Ravilious first visited the modest Furlongs in 1934 and over the next five years returned to paint some of his most remarkable landscapes.

He’d been invited there by another artist, the formidable Peggy Angus, a communist who found the cottage on a walking tour and camped outside its door until the reluctant tenant farmer agreed to sub-let it to her.

Peggy turned Furlongs into a mecca for artists like Ravilious insisting they join her for evenings of folk songs fuelled by gallons of her homemade elderflower champagne.

Many artists completed their works the next day through the haze of a hangover.

Furlongs still sits unheralded along the Way, with nothing to suggest it was a spiritual home for Ravilious and some of the most well known artists of the era.

As I came upon it the sky was turning grey, and no-one could be seen for miles around.

Perhaps it was because I’d been on my own for most of the day, perhaps it was the lunchtime pint (or two) at the nearby inn, but as I looked over the wall I had a powerful sense of the past, almost like a jolt.

I could almost hear the folk songs, Peggy’s stout nasal singing, all those egos, doused in elderflower fizz, packed together in the small front room.

All that pre-war passionate debate about the role of art in society, a topic soon to be seen as a hopeless frippery amid the destruction.

Those young optimistic party lovers could not know that some of them, Ravilious included, would not see out another decade.

And in the corner of the garden where he painted perhaps his most famous Downs work, Tea at Furlongs, was that him sitting at the table protected from the sun by a parasol, teapot and buns at the ready?

It certainly felt like it. I walked on with a little shiver of pleasure that the spirit of those years at Furlong lives on.

It’s not the first time I’ve felt this way.

If you visit Monk’s House in Rodmell near Lewes the ghost of Virginia Woolf, the mother of modern English literature, certainly haunts the beautiful little building and its exquisite garden.

Woolf lived there with her husband Leonard from 1919. There were good times discussing art in the idyllic summer house but there was melancholy too.

Plagued with depression Woolf loaded her pockets up with pebbles and walked into the nearby Ouse in 1941.

The loss and despair permeates the walls of Monks House like nicotine.

It’s not just the famous though. I suspect everyone leaves a feint outline of themselves at places where they made a mark, a now barely audible laugh or sigh.

Or maybe it’s just wishful thinking as I get older.

The Argus: No way out … Óladfur Darri Ólaffson as Andri in Trapped.  Picture: BBC/RVK Studios

I’m a sucker for these high production value crime thrillers from cold countries. They call them Scandi Crime. The characters barely speak, the murders are gruesome and the temperature drops in your living room just by watching.

The latest, Trapped, from Iceland has just finished on BBC4 and was tremendous. On paper the plots of this genre are either wafer thin or preposterous (see The Bridge) but that’s not the point. In Trapped a blizzard blew for the entire 10 hours, the townsfolk had nothing to do and I didn’t see a smile.

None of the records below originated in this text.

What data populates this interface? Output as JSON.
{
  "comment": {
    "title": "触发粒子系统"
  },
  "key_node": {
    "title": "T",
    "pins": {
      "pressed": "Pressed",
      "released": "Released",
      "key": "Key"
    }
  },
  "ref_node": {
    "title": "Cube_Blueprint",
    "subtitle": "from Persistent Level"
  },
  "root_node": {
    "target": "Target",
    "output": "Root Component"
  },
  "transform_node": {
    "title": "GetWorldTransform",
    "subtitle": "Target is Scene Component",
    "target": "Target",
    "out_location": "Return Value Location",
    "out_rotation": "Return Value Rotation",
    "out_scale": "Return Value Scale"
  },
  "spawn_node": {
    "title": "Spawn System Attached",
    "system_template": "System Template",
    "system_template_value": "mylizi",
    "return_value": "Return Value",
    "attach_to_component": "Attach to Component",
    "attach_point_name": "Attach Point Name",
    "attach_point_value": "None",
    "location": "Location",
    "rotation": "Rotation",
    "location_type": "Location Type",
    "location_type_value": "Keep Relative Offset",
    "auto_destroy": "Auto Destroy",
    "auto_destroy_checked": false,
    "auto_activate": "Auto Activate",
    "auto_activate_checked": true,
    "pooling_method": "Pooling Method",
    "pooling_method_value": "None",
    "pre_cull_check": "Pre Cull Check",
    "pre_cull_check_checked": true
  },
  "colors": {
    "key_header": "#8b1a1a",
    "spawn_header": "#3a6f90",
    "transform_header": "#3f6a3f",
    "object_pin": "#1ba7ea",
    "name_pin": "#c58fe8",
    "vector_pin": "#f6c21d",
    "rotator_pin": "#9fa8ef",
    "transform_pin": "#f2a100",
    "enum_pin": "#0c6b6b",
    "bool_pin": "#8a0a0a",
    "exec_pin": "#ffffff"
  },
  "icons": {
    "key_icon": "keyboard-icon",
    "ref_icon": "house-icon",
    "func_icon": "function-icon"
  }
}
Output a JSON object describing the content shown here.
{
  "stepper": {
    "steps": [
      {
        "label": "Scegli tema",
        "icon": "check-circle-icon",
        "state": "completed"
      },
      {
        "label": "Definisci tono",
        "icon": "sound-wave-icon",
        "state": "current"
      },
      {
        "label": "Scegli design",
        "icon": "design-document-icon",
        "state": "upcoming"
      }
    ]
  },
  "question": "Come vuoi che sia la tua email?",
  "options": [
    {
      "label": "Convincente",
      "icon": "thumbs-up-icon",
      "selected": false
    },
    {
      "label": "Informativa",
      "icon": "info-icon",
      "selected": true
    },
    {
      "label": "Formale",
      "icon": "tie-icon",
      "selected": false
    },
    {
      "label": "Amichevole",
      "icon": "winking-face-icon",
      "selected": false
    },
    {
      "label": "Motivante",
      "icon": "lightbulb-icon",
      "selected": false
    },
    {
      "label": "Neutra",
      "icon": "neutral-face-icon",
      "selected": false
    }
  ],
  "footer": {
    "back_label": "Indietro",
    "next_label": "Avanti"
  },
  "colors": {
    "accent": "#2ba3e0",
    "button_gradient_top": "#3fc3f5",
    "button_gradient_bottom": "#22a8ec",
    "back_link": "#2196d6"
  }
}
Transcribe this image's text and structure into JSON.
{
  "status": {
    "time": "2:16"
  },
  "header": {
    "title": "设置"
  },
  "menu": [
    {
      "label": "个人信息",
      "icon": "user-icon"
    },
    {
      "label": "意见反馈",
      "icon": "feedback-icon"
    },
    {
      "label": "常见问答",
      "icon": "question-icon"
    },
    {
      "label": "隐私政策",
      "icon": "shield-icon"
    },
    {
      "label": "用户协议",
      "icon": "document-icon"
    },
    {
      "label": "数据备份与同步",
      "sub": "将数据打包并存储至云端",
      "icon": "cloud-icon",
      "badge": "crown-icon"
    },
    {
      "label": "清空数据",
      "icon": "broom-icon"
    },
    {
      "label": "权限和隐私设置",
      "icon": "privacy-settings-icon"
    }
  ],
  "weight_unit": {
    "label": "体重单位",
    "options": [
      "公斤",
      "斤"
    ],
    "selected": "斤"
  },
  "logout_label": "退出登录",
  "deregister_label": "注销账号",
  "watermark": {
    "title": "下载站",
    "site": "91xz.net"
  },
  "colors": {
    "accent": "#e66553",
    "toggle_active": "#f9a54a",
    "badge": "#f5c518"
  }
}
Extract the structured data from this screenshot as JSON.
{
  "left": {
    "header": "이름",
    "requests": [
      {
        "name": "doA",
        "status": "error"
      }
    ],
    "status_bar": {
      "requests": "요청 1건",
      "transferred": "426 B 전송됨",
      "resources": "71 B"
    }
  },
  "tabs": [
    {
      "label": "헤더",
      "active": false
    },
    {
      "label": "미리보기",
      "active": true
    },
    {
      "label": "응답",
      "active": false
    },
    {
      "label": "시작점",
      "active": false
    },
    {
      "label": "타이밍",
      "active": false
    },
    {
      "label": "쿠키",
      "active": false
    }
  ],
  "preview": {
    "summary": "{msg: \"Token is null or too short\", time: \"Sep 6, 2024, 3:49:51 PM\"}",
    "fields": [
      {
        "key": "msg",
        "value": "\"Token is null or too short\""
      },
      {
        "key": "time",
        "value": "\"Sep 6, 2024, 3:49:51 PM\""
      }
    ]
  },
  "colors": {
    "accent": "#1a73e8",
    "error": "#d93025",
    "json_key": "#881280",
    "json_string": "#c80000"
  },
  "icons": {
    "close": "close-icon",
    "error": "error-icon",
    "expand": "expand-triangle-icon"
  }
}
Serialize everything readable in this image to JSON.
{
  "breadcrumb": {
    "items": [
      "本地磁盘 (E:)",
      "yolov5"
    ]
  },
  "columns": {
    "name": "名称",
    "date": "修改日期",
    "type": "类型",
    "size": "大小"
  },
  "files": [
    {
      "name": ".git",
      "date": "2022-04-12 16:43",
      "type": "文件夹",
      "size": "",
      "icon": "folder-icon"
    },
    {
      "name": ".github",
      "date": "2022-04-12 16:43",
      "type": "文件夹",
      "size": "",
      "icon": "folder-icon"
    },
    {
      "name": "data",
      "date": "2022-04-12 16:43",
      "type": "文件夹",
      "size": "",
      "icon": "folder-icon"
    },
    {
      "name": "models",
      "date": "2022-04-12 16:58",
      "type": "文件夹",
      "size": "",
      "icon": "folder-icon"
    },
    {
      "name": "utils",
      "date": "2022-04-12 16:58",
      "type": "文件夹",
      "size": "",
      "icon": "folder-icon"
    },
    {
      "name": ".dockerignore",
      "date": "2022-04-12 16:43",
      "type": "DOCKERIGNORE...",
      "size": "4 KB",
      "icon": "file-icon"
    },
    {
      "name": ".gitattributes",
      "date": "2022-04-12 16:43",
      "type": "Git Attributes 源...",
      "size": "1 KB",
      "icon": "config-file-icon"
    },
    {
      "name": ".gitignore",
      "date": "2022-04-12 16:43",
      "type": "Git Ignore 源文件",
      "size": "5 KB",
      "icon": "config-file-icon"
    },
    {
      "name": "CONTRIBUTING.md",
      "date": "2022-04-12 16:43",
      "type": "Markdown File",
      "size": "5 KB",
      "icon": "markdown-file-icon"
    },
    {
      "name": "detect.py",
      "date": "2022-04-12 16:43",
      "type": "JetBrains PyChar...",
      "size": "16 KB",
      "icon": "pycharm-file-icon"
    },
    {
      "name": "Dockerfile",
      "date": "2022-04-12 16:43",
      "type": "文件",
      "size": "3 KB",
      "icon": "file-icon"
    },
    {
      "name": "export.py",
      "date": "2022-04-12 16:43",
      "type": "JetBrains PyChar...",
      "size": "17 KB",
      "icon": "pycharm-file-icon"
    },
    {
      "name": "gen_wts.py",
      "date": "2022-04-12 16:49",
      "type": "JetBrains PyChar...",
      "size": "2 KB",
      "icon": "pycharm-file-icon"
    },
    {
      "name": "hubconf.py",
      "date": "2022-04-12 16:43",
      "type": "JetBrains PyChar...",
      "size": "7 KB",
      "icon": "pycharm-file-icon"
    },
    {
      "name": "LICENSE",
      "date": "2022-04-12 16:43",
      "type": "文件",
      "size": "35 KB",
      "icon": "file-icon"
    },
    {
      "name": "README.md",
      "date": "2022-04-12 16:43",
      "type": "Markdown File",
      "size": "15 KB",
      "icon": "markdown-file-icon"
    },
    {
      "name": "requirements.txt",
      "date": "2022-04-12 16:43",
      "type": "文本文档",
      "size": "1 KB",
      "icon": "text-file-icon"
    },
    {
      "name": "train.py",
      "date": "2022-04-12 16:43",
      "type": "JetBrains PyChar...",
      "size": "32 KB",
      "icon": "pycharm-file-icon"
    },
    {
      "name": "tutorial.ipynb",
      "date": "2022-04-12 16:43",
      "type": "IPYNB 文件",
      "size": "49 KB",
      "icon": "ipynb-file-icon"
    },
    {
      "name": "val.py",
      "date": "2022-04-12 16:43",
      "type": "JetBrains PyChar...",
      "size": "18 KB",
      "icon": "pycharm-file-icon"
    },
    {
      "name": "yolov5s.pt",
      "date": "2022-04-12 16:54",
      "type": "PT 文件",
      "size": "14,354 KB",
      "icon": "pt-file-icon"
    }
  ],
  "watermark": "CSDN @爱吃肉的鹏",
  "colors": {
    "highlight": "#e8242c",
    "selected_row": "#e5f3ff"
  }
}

To be honest all I kept thinking was how on earth could the chief cop, Andri, go out with no gloves, hat and with his anorak unzipped. Heroic.